* Required work *
I would like you to output every record below exactly, apart from the pictures.

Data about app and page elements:
Segment Open
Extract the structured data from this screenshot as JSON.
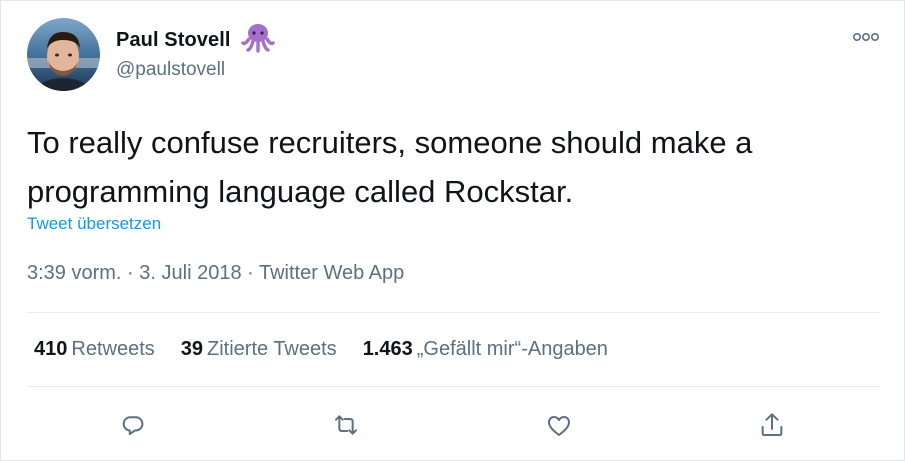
{
  "author": {
    "name": "Paul Stovell",
    "handle": "@paulstovell",
    "avatar_icon": "avatar-photo",
    "badge_icon": "octopus-emoji"
  },
  "tweet": {
    "text": "To really confuse recruiters, someone should make a programming language called Rockstar.",
    "translate_label": "Tweet übersetzen",
    "time": "3:39 vorm.",
    "date": "3. Juli 2018",
    "source": "Twitter Web App",
    "separator": "·"
  },
  "stats": {
    "retweets_count": "410",
    "retweets_label": "Retweets",
    "quotes_count": "39",
    "quotes_label": "Zitierte Tweets",
    "likes_count": "1.463",
    "likes_label": "„Gefällt mir“-Angaben"
  },
  "actions": {
    "reply_icon": "reply-icon",
    "retweet_icon": "retweet-icon",
    "like_icon": "heart-icon",
    "share_icon": "share-icon"
  },
  "colors": {
    "text": "#0f1419",
    "secondary": "#5b7083",
    "link": "#1b95e0",
    "emoji": "#a371c9",
    "divider": "#e6ecf0"
  }
}
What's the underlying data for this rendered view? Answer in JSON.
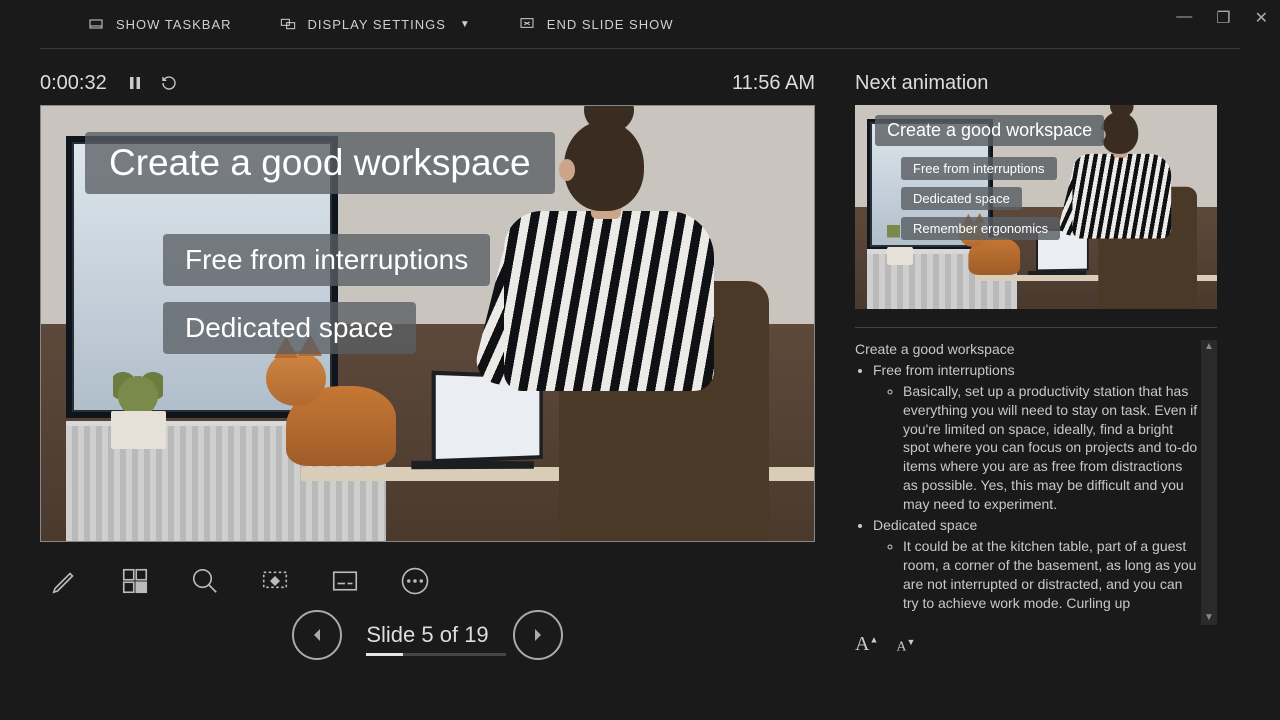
{
  "topbar": {
    "show_taskbar": "SHOW TASKBAR",
    "display_settings": "DISPLAY SETTINGS",
    "end_slide_show": "END SLIDE SHOW"
  },
  "timer": {
    "elapsed": "0:00:32"
  },
  "clock": "11:56 AM",
  "current_slide": {
    "title": "Create a good workspace",
    "bullets": [
      "Free from interruptions",
      "Dedicated space"
    ]
  },
  "next_animation_label": "Next animation",
  "next_slide": {
    "title": "Create a good workspace",
    "bullets": [
      "Free from interruptions",
      "Dedicated space",
      "Remember ergonomics"
    ]
  },
  "slide_counter": {
    "prefix": "Slide ",
    "current": 5,
    "sep": " of ",
    "total": 19
  },
  "notes": {
    "heading": "Create a good workspace",
    "items": [
      {
        "label": "Free from interruptions",
        "sub": [
          "Basically, set up a productivity station that has everything you will need to stay on task. Even if you're limited on space, ideally, find a bright spot where you can focus on projects and to-do items where you are as free from distractions as possible. Yes, this may be difficult and you may need to experiment."
        ]
      },
      {
        "label": "Dedicated space",
        "sub": [
          "It could be at the kitchen table, part of a guest room, a corner of the basement, as long as you are not interrupted or distracted, and you can try to achieve work mode. Curling up"
        ]
      }
    ]
  }
}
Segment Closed
* Expected answer *
Extract the structured data from this screenshot as JSON.
{
  "author": {
    "name": "Paul Stovell",
    "handle": "@paulstovell",
    "avatar_icon": "avatar-photo",
    "badge_icon": "octopus-emoji"
  },
  "tweet": {
    "text": "To really confuse recruiters, someone should make a programming language called Rockstar.",
    "translate_label": "Tweet übersetzen",
    "time": "3:39 vorm.",
    "date": "3. Juli 2018",
    "source": "Twitter Web App",
    "separator": "·"
  },
  "stats": {
    "retweets_count": "410",
    "retweets_label": "Retweets",
    "quotes_count": "39",
    "quotes_label": "Zitierte Tweets",
    "likes_count": "1.463",
    "likes_label": "„Gefällt mir“-Angaben"
  },
  "actions": {
    "reply_icon": "reply-icon",
    "retweet_icon": "retweet-icon",
    "like_icon": "heart-icon",
    "share_icon": "share-icon"
  },
  "colors": {
    "text": "#0f1419",
    "secondary": "#5b7083",
    "link": "#1b95e0",
    "emoji": "#a371c9",
    "divider": "#e6ecf0"
  }
}
What's the underlying data for this rendered view? Answer in JSON.
{
  "topbar": {
    "show_taskbar": "SHOW TASKBAR",
    "display_settings": "DISPLAY SETTINGS",
    "end_slide_show": "END SLIDE SHOW"
  },
  "timer": {
    "elapsed": "0:00:32"
  },
  "clock": "11:56 AM",
  "current_slide": {
    "title": "Create a good workspace",
    "bullets": [
      "Free from interruptions",
      "Dedicated space"
    ]
  },
  "next_animation_label": "Next animation",
  "next_slide": {
    "title": "Create a good workspace",
    "bullets": [
      "Free from interruptions",
      "Dedicated space",
      "Remember ergonomics"
    ]
  },
  "slide_counter": {
    "prefix": "Slide ",
    "current": 5,
    "sep": " of ",
    "total": 19
  },
  "notes": {
    "heading": "Create a good workspace",
    "items": [
      {
        "label": "Free from interruptions",
        "sub": [
          "Basically, set up a productivity station that has everything you will need to stay on task. Even if you're limited on space, ideally, find a bright spot where you can focus on projects and to-do items where you are as free from distractions as possible. Yes, this may be difficult and you may need to experiment."
        ]
      },
      {
        "label": "Dedicated space",
        "sub": [
          "It could be at the kitchen table, part of a guest room, a corner of the basement, as long as you are not interrupted or distracted, and you can try to achieve work mode. Curling up"
        ]
      }
    ]
  }
}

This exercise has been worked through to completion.